» Brief
With the images set aside, retype every record below character for character.

» The input
* * * * * * * * *

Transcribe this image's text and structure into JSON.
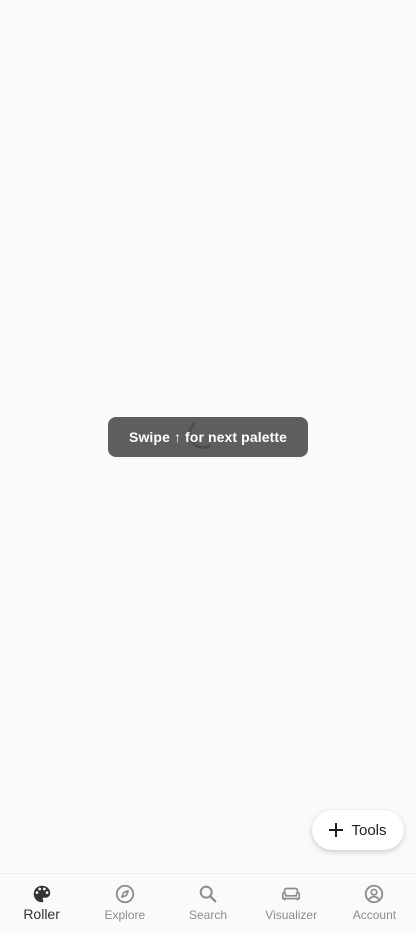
{
  "toast": {
    "text": "Swipe ↑ for next palette"
  },
  "fab": {
    "label": "Tools",
    "icon": "plus-icon"
  },
  "nav": {
    "active": "Roller",
    "items": [
      {
        "label": "Roller",
        "icon": "palette-icon"
      },
      {
        "label": "Explore",
        "icon": "compass-icon"
      },
      {
        "label": "Search",
        "icon": "search-icon"
      },
      {
        "label": "Visualizer",
        "icon": "sofa-icon"
      },
      {
        "label": "Account",
        "icon": "account-circle-icon"
      }
    ]
  },
  "colors": {
    "background": "#fafafa",
    "toast_bg": "#505050",
    "active_icon": "#333333",
    "inactive_icon": "#8c8c8c"
  }
}
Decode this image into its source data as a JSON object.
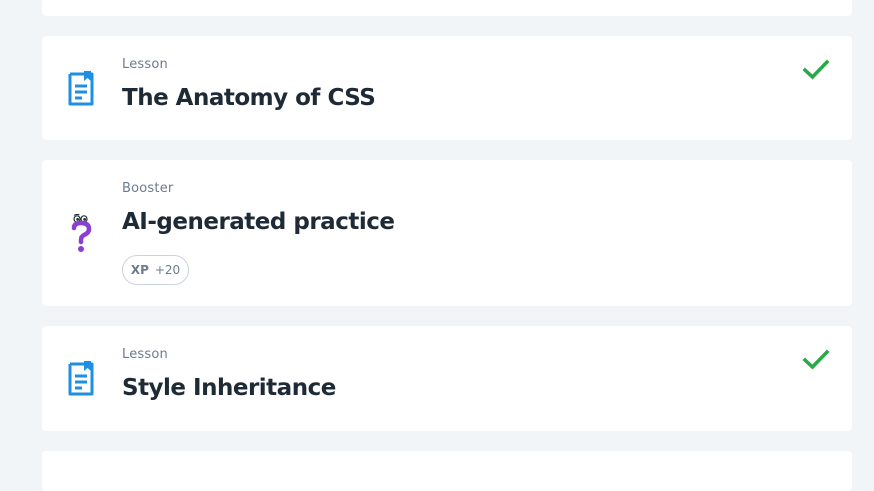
{
  "colors": {
    "page_bg": "#f2f5f7",
    "card_bg": "#ffffff",
    "lesson_icon": "#1e8fe1",
    "booster_icon": "#8a3fd1",
    "check": "#2aa84a",
    "title_text": "#1e2a36",
    "kind_text": "#6b7c8f"
  },
  "items": [
    {
      "kind": "Lesson",
      "title": "The Anatomy of CSS",
      "icon": "lesson-book-icon",
      "completed": true
    },
    {
      "kind": "Booster",
      "title": "AI-generated practice",
      "icon": "question-mark-character-icon",
      "completed": false,
      "xp": {
        "label": "XP",
        "value": "+20"
      }
    },
    {
      "kind": "Lesson",
      "title": "Style Inheritance",
      "icon": "lesson-book-icon",
      "completed": true
    }
  ]
}
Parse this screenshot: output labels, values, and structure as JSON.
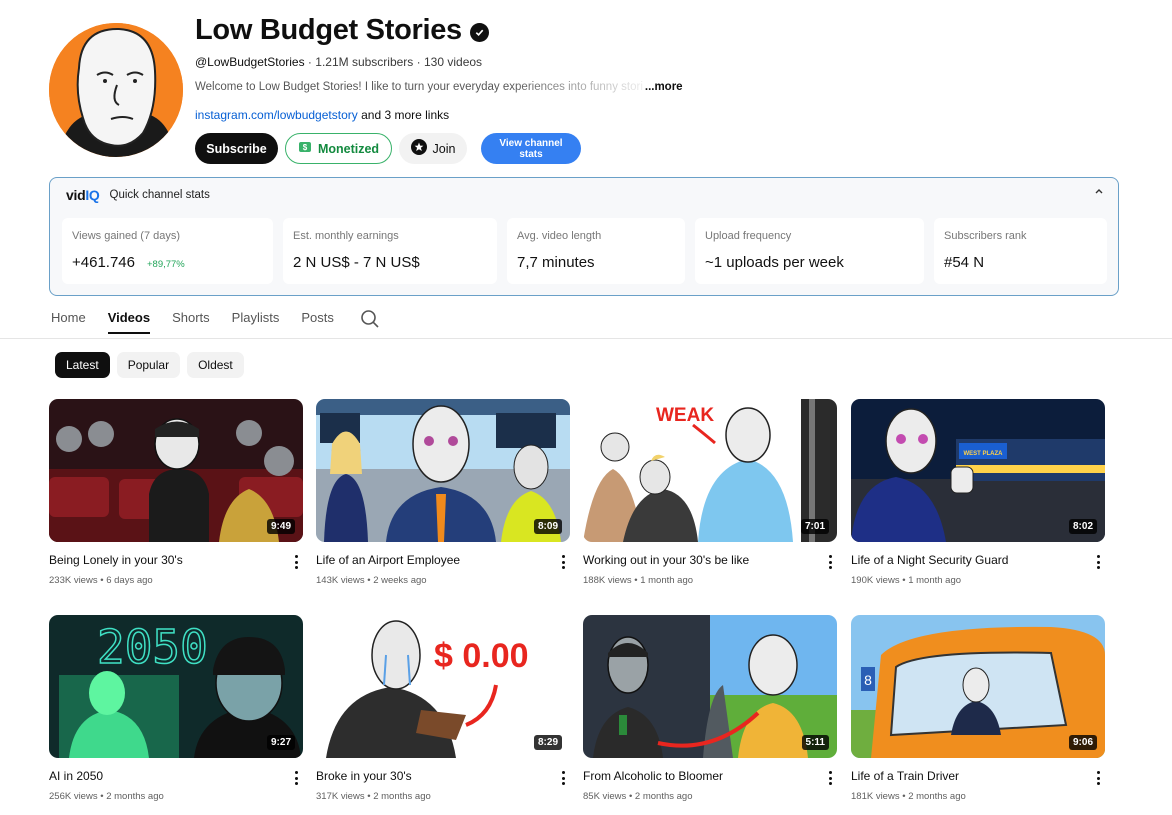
{
  "channel": {
    "title": "Low Budget Stories",
    "handle": "@LowBudgetStories",
    "subscribers": "1.21M subscribers",
    "videos": "130 videos",
    "separator": "·",
    "description": "Welcome to Low Budget Stories! I like to turn your everyday experiences into funny stori",
    "more": "...more",
    "link": "instagram.com/lowbudgetstory",
    "more_links": "and 3 more links"
  },
  "buttons": {
    "subscribe": "Subscribe",
    "monetized": "Monetized",
    "join": "Join",
    "stats": "View channel stats"
  },
  "vidiq": {
    "logo_a": "vid",
    "logo_b": "IQ",
    "heading": "Quick channel stats",
    "collapse_icon": "chevron-up-icon",
    "cards": [
      {
        "label": "Views gained (7 days)",
        "value": "+461.746",
        "extra": "+89,77%"
      },
      {
        "label": "Est. monthly earnings",
        "value": "2 N US$ - 7 N US$"
      },
      {
        "label": "Avg. video length",
        "value": "7,7 minutes"
      },
      {
        "label": "Upload frequency",
        "value": "~1 uploads per week"
      },
      {
        "label": "Subscribers rank",
        "value": "#54 N"
      }
    ]
  },
  "tabs": [
    "Home",
    "Videos",
    "Shorts",
    "Playlists",
    "Posts"
  ],
  "chips": [
    "Latest",
    "Popular",
    "Oldest"
  ],
  "videos": [
    {
      "title": "Being Lonely in your 30's",
      "views": "233K views",
      "age": "6 days ago",
      "duration": "9:49"
    },
    {
      "title": "Life of an Airport Employee",
      "views": "143K views",
      "age": "2 weeks ago",
      "duration": "8:09"
    },
    {
      "title": "Working out in your 30's be like",
      "views": "188K views",
      "age": "1 month ago",
      "duration": "7:01"
    },
    {
      "title": "Life of a Night Security Guard",
      "views": "190K views",
      "age": "1 month ago",
      "duration": "8:02"
    },
    {
      "title": "AI in 2050",
      "views": "256K views",
      "age": "2 months ago",
      "duration": "9:27"
    },
    {
      "title": "Broke in your 30's",
      "views": "317K views",
      "age": "2 months ago",
      "duration": "8:29"
    },
    {
      "title": "From Alcoholic to Bloomer",
      "views": "85K views",
      "age": "2 months ago",
      "duration": "5:11"
    },
    {
      "title": "Life of a Train Driver",
      "views": "181K views",
      "age": "2 months ago",
      "duration": "9:06"
    }
  ],
  "thumb_text": {
    "weak": "WEAK",
    "year": "2050",
    "money": "$ 0.00",
    "store": "WEST PLAZA",
    "platform": "8"
  },
  "colors": {
    "accent_blue": "#3580f2",
    "monetized_green": "#39b26a",
    "avatar_orange": "#f58220"
  }
}
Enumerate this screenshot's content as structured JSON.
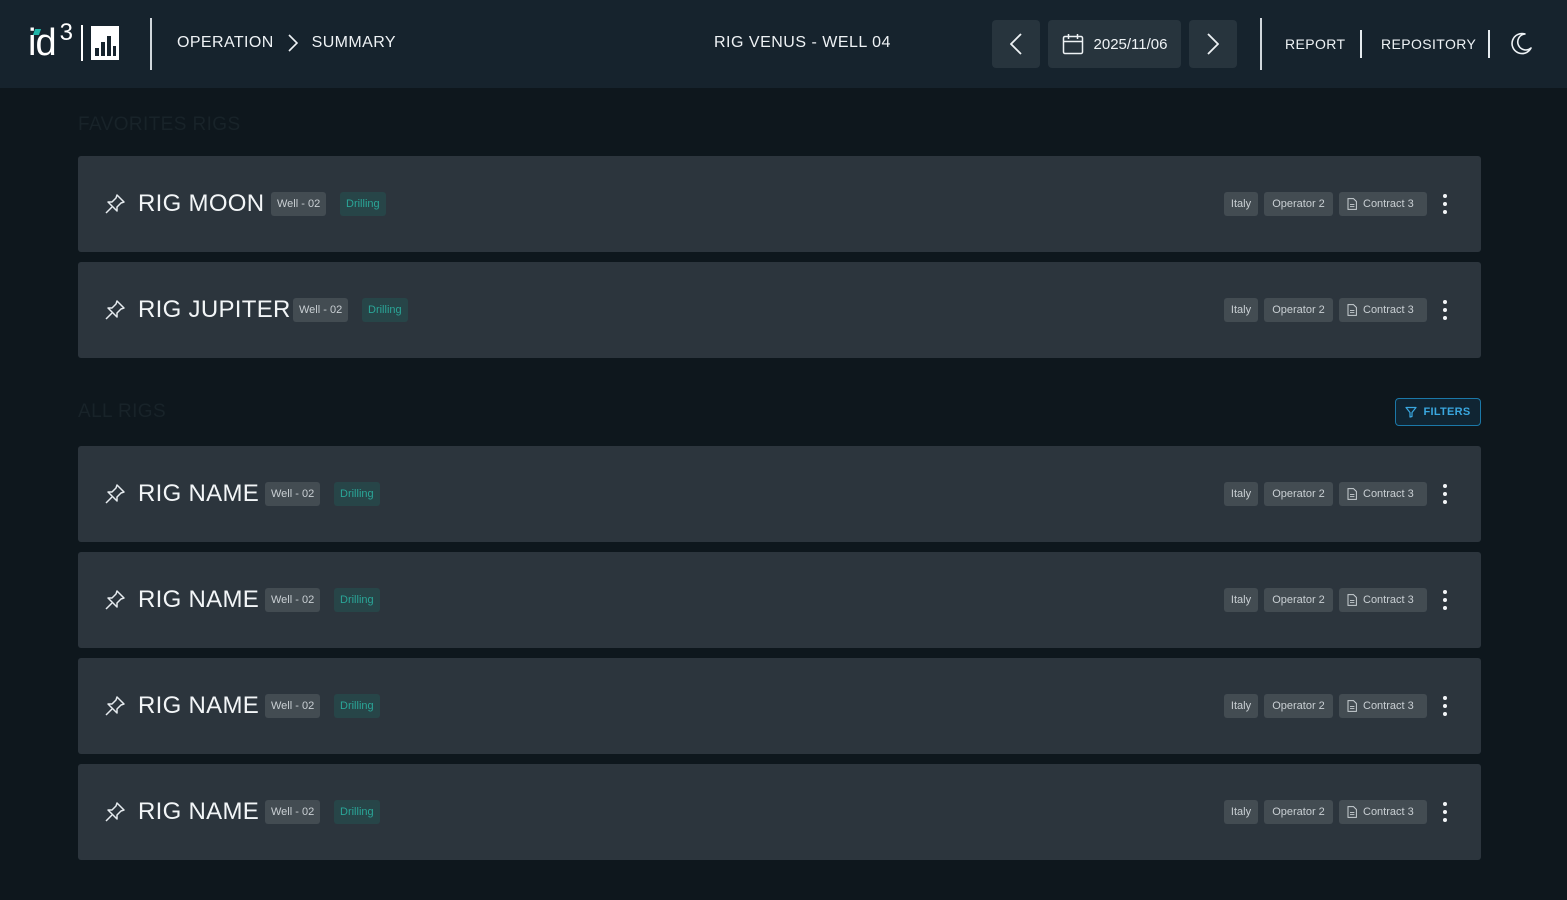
{
  "header": {
    "breadcrumb": [
      "OPERATION",
      "SUMMARY"
    ],
    "rig_title": "RIG VENUS - WELL 04",
    "date": "2025/11/06",
    "report_label": "REPORT",
    "repository_label": "REPOSITORY"
  },
  "logo": {
    "text": "id",
    "sup": "3"
  },
  "sections": {
    "favorites_label": "FAVORITES RIGS",
    "all_label": "ALL RIGS",
    "filters_label": "FILTERS"
  },
  "favorites": [
    {
      "name": "RIG MOON",
      "well": "Well - 02",
      "status": "Drilling",
      "country": "Italy",
      "operator": "Operator 2",
      "contract": "Contract 3"
    },
    {
      "name": "RIG JUPITER",
      "well": "Well - 02",
      "status": "Drilling",
      "country": "Italy",
      "operator": "Operator 2",
      "contract": "Contract 3"
    }
  ],
  "rigs": [
    {
      "name": "RIG NAME",
      "well": "Well - 02",
      "status": "Drilling",
      "country": "Italy",
      "operator": "Operator 2",
      "contract": "Contract 3"
    },
    {
      "name": "RIG NAME",
      "well": "Well - 02",
      "status": "Drilling",
      "country": "Italy",
      "operator": "Operator 2",
      "contract": "Contract 3"
    },
    {
      "name": "RIG NAME",
      "well": "Well - 02",
      "status": "Drilling",
      "country": "Italy",
      "operator": "Operator 2",
      "contract": "Contract 3"
    },
    {
      "name": "RIG NAME",
      "well": "Well - 02",
      "status": "Drilling",
      "country": "Italy",
      "operator": "Operator 2",
      "contract": "Contract 3"
    }
  ],
  "icons": {
    "pin": "pin-icon",
    "calendar": "calendar-icon",
    "prev": "chevron-left-icon",
    "next": "chevron-right-icon",
    "theme": "moon-icon",
    "filter": "filter-icon",
    "more": "more-vertical-icon",
    "document": "document-icon"
  },
  "colors": {
    "accent": "#1fb5a8",
    "filter": "#3aa7df",
    "background": "#0e171d",
    "card": "#2c353d"
  }
}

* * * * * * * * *

» Exercise output
Transcribe this image's text and structure into JSON.
{
  "toast": {
    "text": "Swipe ↑ for next palette"
  },
  "fab": {
    "label": "Tools",
    "icon": "plus-icon"
  },
  "nav": {
    "active": "Roller",
    "items": [
      {
        "label": "Roller",
        "icon": "palette-icon"
      },
      {
        "label": "Explore",
        "icon": "compass-icon"
      },
      {
        "label": "Search",
        "icon": "search-icon"
      },
      {
        "label": "Visualizer",
        "icon": "sofa-icon"
      },
      {
        "label": "Account",
        "icon": "account-circle-icon"
      }
    ]
  },
  "colors": {
    "background": "#fafafa",
    "toast_bg": "#505050",
    "active_icon": "#333333",
    "inactive_icon": "#8c8c8c"
  }
}
Decode this image into its source data as a JSON object.
{
  "colors": {
    "page_bg": "#f2f5f7",
    "card_bg": "#ffffff",
    "lesson_icon": "#1e8fe1",
    "booster_icon": "#8a3fd1",
    "check": "#2aa84a",
    "title_text": "#1e2a36",
    "kind_text": "#6b7c8f"
  },
  "items": [
    {
      "kind": "Lesson",
      "title": "The Anatomy of CSS",
      "icon": "lesson-book-icon",
      "completed": true
    },
    {
      "kind": "Booster",
      "title": "AI-generated practice",
      "icon": "question-mark-character-icon",
      "completed": false,
      "xp": {
        "label": "XP",
        "value": "+20"
      }
    },
    {
      "kind": "Lesson",
      "title": "Style Inheritance",
      "icon": "lesson-book-icon",
      "completed": true
    }
  ]
}
Parse this screenshot: output labels, values, and structure as JSON.
{
  "channel": {
    "title": "Low Budget Stories",
    "handle": "@LowBudgetStories",
    "subscribers": "1.21M subscribers",
    "videos": "130 videos",
    "separator": "·",
    "description": "Welcome to Low Budget Stories! I like to turn your everyday experiences into funny stori",
    "more": "...more",
    "link": "instagram.com/lowbudgetstory",
    "more_links": "and 3 more links"
  },
  "buttons": {
    "subscribe": "Subscribe",
    "monetized": "Monetized",
    "join": "Join",
    "stats": "View channel stats"
  },
  "vidiq": {
    "logo_a": "vid",
    "logo_b": "IQ",
    "heading": "Quick channel stats",
    "collapse_icon": "chevron-up-icon",
    "cards": [
      {
        "label": "Views gained (7 days)",
        "value": "+461.746",
        "extra": "+89,77%"
      },
      {
        "label": "Est. monthly earnings",
        "value": "2 N US$ - 7 N US$"
      },
      {
        "label": "Avg. video length",
        "value": "7,7 minutes"
      },
      {
        "label": "Upload frequency",
        "value": "~1 uploads per week"
      },
      {
        "label": "Subscribers rank",
        "value": "#54 N"
      }
    ]
  },
  "tabs": [
    "Home",
    "Videos",
    "Shorts",
    "Playlists",
    "Posts"
  ],
  "chips": [
    "Latest",
    "Popular",
    "Oldest"
  ],
  "videos": [
    {
      "title": "Being Lonely in your 30's",
      "views": "233K views",
      "age": "6 days ago",
      "duration": "9:49"
    },
    {
      "title": "Life of an Airport Employee",
      "views": "143K views",
      "age": "2 weeks ago",
      "duration": "8:09"
    },
    {
      "title": "Working out in your 30's be like",
      "views": "188K views",
      "age": "1 month ago",
      "duration": "7:01"
    },
    {
      "title": "Life of a Night Security Guard",
      "views": "190K views",
      "age": "1 month ago",
      "duration": "8:02"
    },
    {
      "title": "AI in 2050",
      "views": "256K views",
      "age": "2 months ago",
      "duration": "9:27"
    },
    {
      "title": "Broke in your 30's",
      "views": "317K views",
      "age": "2 months ago",
      "duration": "8:29"
    },
    {
      "title": "From Alcoholic to Bloomer",
      "views": "85K views",
      "age": "2 months ago",
      "duration": "5:11"
    },
    {
      "title": "Life of a Train Driver",
      "views": "181K views",
      "age": "2 months ago",
      "duration": "9:06"
    }
  ],
  "thumb_text": {
    "weak": "WEAK",
    "year": "2050",
    "money": "$ 0.00",
    "store": "WEST PLAZA",
    "platform": "8"
  },
  "colors": {
    "accent_blue": "#3580f2",
    "monetized_green": "#39b26a",
    "avatar_orange": "#f58220"
  }
}
Enumerate this screenshot's content as structured JSON.
{
  "header": {
    "breadcrumb": [
      "OPERATION",
      "SUMMARY"
    ],
    "rig_title": "RIG VENUS - WELL 04",
    "date": "2025/11/06",
    "report_label": "REPORT",
    "repository_label": "REPOSITORY"
  },
  "logo": {
    "text": "id",
    "sup": "3"
  },
  "sections": {
    "favorites_label": "FAVORITES RIGS",
    "all_label": "ALL RIGS",
    "filters_label": "FILTERS"
  },
  "favorites": [
    {
      "name": "RIG MOON",
      "well": "Well - 02",
      "status": "Drilling",
      "country": "Italy",
      "operator": "Operator 2",
      "contract": "Contract 3"
    },
    {
      "name": "RIG JUPITER",
      "well": "Well - 02",
      "status": "Drilling",
      "country": "Italy",
      "operator": "Operator 2",
      "contract": "Contract 3"
    }
  ],
  "rigs": [
    {
      "name": "RIG NAME",
      "well": "Well - 02",
      "status": "Drilling",
      "country": "Italy",
      "operator": "Operator 2",
      "contract": "Contract 3"
    },
    {
      "name": "RIG NAME",
      "well": "Well - 02",
      "status": "Drilling",
      "country": "Italy",
      "operator": "Operator 2",
      "contract": "Contract 3"
    },
    {
      "name": "RIG NAME",
      "well": "Well - 02",
      "status": "Drilling",
      "country": "Italy",
      "operator": "Operator 2",
      "contract": "Contract 3"
    },
    {
      "name": "RIG NAME",
      "well": "Well - 02",
      "status": "Drilling",
      "country": "Italy",
      "operator": "Operator 2",
      "contract": "Contract 3"
    }
  ],
  "icons": {
    "pin": "pin-icon",
    "calendar": "calendar-icon",
    "prev": "chevron-left-icon",
    "next": "chevron-right-icon",
    "theme": "moon-icon",
    "filter": "filter-icon",
    "more": "more-vertical-icon",
    "document": "document-icon"
  },
  "colors": {
    "accent": "#1fb5a8",
    "filter": "#3aa7df",
    "background": "#0e171d",
    "card": "#2c353d"
  }
}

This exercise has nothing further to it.